■ ENTRIES SHOWN:
- Opening Delimiter -

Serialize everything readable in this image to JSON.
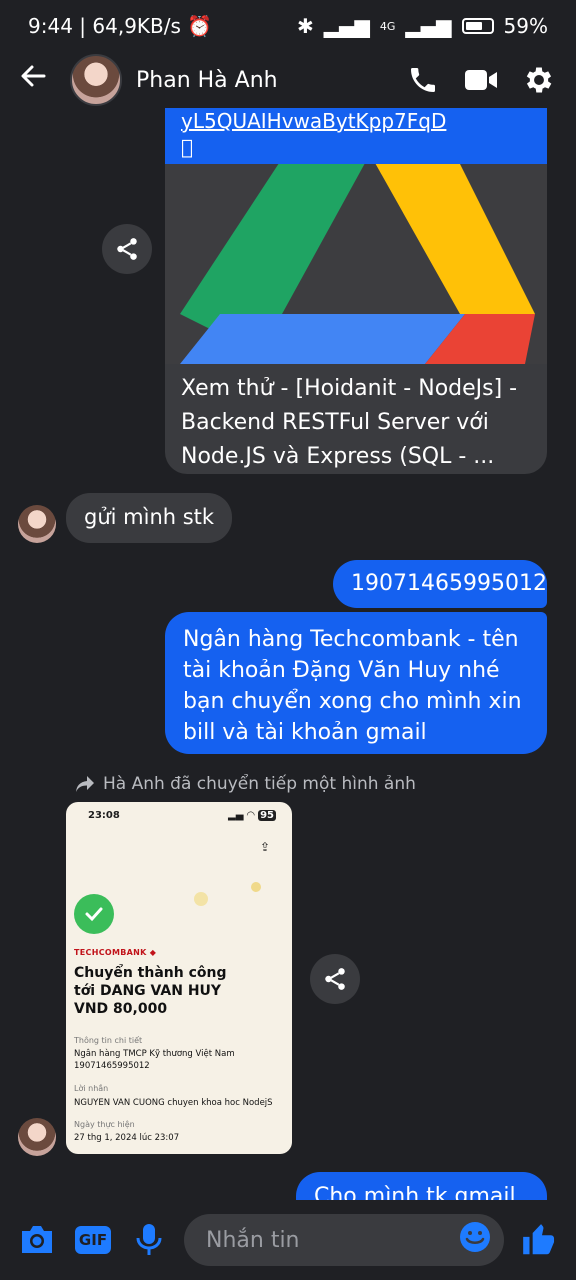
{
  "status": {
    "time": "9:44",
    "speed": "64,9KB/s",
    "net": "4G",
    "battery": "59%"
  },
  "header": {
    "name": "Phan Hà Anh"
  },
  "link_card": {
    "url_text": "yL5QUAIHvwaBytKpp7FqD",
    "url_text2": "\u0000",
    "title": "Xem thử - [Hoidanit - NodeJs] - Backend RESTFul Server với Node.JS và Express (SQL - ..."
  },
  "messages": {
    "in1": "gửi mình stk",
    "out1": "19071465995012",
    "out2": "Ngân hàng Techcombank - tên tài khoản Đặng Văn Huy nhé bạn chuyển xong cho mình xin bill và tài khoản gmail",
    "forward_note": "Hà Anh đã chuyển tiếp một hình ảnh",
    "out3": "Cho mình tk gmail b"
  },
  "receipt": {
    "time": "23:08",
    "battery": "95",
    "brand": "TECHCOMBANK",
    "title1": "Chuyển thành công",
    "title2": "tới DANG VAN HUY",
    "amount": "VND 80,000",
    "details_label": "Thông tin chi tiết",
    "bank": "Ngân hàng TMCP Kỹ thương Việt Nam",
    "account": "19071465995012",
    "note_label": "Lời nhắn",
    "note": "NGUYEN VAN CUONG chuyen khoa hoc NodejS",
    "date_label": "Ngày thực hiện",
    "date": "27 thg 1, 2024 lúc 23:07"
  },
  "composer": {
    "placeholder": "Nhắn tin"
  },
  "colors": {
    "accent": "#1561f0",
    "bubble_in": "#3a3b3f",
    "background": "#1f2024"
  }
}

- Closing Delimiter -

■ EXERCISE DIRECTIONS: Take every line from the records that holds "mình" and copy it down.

■ OUTPUT OF THE TASK:
    "in1": "gửi mình stk",
    "out2": "Ngân hàng Techcombank - tên tài khoản Đặng Văn Huy nhé bạn chuyển xong cho mình xin bill và tài khoản gmail",
    "out3": "Cho mình tk gmail b"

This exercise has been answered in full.